> [Dataset excerpts]
● ● ● ● ● ● ●
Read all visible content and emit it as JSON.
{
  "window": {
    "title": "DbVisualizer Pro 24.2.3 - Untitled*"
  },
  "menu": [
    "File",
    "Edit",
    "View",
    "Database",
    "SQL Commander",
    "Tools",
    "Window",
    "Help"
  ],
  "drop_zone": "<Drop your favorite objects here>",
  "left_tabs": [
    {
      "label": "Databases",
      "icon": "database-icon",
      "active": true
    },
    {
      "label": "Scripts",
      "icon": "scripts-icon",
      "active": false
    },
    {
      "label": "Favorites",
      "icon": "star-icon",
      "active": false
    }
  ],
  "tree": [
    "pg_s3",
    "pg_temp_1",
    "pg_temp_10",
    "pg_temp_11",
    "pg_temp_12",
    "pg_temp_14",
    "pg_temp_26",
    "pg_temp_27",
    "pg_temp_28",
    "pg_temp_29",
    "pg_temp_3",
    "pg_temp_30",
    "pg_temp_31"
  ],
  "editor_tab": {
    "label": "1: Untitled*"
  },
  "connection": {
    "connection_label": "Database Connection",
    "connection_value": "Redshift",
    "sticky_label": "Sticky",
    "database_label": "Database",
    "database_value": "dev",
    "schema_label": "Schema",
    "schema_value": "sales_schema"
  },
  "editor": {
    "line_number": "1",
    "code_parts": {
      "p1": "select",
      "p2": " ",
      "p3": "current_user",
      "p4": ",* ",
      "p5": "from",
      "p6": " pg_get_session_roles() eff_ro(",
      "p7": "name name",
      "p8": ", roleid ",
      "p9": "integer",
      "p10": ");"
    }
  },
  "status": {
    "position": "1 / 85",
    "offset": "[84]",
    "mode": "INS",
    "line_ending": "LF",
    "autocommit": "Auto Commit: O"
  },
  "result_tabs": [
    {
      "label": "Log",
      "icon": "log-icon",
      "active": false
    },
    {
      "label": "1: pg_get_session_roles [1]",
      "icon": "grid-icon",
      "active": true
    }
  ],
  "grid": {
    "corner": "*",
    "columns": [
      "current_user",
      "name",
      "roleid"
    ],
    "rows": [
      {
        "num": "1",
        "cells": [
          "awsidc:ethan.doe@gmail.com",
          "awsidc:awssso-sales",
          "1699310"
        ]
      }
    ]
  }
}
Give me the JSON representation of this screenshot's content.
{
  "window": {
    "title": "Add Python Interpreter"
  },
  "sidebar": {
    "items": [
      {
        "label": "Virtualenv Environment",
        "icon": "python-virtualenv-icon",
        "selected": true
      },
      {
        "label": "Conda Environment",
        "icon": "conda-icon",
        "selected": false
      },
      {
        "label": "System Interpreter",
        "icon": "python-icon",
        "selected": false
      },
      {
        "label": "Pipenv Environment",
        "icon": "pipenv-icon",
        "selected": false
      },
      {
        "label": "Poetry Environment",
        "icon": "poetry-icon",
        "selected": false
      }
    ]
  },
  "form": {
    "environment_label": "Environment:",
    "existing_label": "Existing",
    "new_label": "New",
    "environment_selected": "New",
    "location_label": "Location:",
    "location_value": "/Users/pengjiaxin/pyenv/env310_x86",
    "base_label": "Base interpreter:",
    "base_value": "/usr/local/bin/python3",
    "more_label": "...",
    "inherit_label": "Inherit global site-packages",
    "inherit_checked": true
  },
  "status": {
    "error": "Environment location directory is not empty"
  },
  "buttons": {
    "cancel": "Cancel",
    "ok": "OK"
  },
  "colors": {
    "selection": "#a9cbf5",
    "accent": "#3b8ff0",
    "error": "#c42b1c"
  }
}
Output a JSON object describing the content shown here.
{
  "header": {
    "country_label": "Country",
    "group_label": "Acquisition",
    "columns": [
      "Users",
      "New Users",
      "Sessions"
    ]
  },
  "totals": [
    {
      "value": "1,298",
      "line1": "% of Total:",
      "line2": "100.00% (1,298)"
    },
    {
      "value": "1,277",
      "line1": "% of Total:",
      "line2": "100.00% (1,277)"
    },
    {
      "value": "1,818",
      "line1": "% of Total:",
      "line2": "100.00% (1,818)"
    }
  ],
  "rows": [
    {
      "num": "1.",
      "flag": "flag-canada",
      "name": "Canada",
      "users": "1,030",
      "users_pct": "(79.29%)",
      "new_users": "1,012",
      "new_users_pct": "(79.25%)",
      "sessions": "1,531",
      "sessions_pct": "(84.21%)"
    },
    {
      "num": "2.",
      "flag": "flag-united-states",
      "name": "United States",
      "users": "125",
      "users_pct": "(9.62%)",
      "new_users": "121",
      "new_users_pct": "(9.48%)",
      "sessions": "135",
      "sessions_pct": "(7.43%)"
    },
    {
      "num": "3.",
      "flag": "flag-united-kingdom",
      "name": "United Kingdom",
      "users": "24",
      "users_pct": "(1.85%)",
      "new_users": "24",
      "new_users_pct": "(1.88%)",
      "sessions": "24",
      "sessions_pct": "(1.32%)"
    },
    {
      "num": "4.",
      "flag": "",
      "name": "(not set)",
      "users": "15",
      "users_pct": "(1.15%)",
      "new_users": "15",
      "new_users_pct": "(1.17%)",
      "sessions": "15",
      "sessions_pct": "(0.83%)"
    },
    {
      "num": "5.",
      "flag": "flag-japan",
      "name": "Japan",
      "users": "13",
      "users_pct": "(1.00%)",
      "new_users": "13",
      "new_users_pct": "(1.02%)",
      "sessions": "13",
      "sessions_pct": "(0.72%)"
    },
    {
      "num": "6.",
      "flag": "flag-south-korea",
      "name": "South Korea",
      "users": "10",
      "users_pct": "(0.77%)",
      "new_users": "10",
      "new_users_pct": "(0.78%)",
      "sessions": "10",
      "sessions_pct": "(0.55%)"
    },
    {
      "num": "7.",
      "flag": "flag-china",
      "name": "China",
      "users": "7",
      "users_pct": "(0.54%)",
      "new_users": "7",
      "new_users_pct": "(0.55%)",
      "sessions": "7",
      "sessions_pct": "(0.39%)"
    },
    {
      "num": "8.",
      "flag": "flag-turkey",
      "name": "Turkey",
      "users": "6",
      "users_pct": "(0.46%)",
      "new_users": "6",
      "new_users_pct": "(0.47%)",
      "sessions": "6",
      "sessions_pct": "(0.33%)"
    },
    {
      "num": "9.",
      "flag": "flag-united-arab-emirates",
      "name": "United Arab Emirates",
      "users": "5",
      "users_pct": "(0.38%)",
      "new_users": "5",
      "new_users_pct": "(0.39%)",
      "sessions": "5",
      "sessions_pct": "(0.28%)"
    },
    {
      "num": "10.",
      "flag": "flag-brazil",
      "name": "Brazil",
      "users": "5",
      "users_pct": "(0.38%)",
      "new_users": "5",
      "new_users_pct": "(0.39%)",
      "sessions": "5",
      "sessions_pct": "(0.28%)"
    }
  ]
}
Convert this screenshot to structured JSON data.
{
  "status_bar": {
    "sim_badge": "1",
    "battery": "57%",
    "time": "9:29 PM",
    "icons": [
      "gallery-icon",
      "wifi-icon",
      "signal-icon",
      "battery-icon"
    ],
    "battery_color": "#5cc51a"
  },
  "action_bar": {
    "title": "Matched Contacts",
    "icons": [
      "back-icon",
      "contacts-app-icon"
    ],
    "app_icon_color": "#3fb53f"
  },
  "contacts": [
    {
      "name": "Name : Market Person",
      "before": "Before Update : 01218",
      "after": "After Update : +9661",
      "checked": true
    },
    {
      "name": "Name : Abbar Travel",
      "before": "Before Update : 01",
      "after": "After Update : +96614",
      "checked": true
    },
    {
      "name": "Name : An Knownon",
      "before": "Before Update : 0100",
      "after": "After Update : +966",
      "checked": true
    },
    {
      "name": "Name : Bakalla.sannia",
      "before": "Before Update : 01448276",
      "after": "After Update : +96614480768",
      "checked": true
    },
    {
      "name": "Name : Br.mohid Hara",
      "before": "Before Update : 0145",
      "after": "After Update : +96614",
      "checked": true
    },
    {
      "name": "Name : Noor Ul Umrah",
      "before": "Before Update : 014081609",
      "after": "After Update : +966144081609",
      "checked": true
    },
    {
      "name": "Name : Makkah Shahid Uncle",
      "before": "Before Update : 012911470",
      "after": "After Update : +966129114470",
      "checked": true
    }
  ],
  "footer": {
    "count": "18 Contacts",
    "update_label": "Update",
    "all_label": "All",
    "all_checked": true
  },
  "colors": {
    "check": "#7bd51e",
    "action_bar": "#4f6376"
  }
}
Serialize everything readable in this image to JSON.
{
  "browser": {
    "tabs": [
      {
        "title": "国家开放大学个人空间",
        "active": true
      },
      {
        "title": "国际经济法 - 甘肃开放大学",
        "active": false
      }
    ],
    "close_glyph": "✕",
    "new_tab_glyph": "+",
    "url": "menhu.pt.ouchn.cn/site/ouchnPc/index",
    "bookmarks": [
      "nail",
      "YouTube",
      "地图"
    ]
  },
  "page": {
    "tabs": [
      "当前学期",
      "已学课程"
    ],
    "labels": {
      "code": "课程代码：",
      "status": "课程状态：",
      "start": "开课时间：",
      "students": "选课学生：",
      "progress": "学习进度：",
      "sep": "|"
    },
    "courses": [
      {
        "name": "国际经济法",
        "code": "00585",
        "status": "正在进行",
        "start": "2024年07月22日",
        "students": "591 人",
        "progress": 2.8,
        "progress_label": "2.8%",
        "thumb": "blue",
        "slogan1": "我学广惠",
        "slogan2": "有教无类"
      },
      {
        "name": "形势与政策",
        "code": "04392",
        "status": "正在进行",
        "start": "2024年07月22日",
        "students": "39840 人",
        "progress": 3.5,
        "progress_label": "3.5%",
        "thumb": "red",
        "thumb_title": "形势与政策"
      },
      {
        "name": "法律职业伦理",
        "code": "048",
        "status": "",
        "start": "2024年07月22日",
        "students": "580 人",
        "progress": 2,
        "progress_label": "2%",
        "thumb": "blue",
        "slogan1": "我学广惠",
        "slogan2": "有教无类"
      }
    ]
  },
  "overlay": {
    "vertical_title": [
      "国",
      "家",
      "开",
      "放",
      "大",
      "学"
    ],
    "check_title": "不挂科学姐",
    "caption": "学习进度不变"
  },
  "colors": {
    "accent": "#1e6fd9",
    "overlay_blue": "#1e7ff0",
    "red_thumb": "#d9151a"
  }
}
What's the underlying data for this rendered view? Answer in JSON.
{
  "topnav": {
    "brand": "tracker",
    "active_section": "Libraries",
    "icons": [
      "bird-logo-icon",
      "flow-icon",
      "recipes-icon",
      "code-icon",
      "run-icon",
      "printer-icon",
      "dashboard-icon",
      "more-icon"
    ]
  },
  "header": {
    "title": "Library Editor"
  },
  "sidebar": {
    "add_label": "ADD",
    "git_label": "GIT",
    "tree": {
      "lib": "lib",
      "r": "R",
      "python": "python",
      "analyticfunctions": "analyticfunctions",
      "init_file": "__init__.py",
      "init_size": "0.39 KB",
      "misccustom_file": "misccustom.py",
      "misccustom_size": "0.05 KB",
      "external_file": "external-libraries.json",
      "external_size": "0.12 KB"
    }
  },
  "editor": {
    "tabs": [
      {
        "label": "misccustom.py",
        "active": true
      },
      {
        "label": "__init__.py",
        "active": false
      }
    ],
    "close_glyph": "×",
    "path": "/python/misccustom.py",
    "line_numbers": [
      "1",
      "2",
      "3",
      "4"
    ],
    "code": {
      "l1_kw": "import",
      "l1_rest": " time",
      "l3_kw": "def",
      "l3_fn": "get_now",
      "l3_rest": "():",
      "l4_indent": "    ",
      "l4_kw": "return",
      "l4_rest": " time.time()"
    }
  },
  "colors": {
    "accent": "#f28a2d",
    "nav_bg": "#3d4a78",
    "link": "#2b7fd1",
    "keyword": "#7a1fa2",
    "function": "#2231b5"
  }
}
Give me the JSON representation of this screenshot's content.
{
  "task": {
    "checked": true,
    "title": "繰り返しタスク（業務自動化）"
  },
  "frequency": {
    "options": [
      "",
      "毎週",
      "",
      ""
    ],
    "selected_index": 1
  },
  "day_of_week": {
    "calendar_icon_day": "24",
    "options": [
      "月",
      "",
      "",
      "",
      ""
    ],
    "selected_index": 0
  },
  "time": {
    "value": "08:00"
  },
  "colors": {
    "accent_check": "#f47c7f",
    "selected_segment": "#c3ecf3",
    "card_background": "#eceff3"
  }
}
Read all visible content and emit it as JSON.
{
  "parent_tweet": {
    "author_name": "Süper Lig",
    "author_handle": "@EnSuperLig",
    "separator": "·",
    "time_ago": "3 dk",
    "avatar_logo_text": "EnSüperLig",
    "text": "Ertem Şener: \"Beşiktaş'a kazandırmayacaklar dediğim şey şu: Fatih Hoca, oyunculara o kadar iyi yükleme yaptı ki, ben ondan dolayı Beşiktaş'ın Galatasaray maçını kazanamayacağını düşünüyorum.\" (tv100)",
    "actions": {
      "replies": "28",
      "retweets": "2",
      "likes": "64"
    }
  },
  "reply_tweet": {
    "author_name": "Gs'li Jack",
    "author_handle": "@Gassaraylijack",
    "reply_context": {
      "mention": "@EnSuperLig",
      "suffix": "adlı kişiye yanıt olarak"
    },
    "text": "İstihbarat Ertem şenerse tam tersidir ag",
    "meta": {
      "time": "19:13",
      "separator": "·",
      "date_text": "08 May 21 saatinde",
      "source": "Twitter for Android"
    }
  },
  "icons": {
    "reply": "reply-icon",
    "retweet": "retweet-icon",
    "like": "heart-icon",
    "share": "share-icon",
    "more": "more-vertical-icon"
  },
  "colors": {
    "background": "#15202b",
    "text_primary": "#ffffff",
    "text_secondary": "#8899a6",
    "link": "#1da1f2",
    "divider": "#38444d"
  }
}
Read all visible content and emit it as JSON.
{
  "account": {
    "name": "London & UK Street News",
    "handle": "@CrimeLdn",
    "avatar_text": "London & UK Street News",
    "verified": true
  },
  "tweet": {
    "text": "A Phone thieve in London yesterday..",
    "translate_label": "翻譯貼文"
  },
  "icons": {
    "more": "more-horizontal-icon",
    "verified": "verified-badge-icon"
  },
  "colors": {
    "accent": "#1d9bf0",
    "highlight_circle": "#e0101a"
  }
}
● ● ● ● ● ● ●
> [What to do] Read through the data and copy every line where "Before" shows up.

> [Result of the task]
      "before": "Before Update : 01218",
      "before": "Before Update : 01",
      "before": "Before Update : 0100",
      "before": "Before Update : 01448276",
      "before": "Before Update : 0145",
      "before": "Before Update : 014081609",
      "before": "Before Update : 012911470",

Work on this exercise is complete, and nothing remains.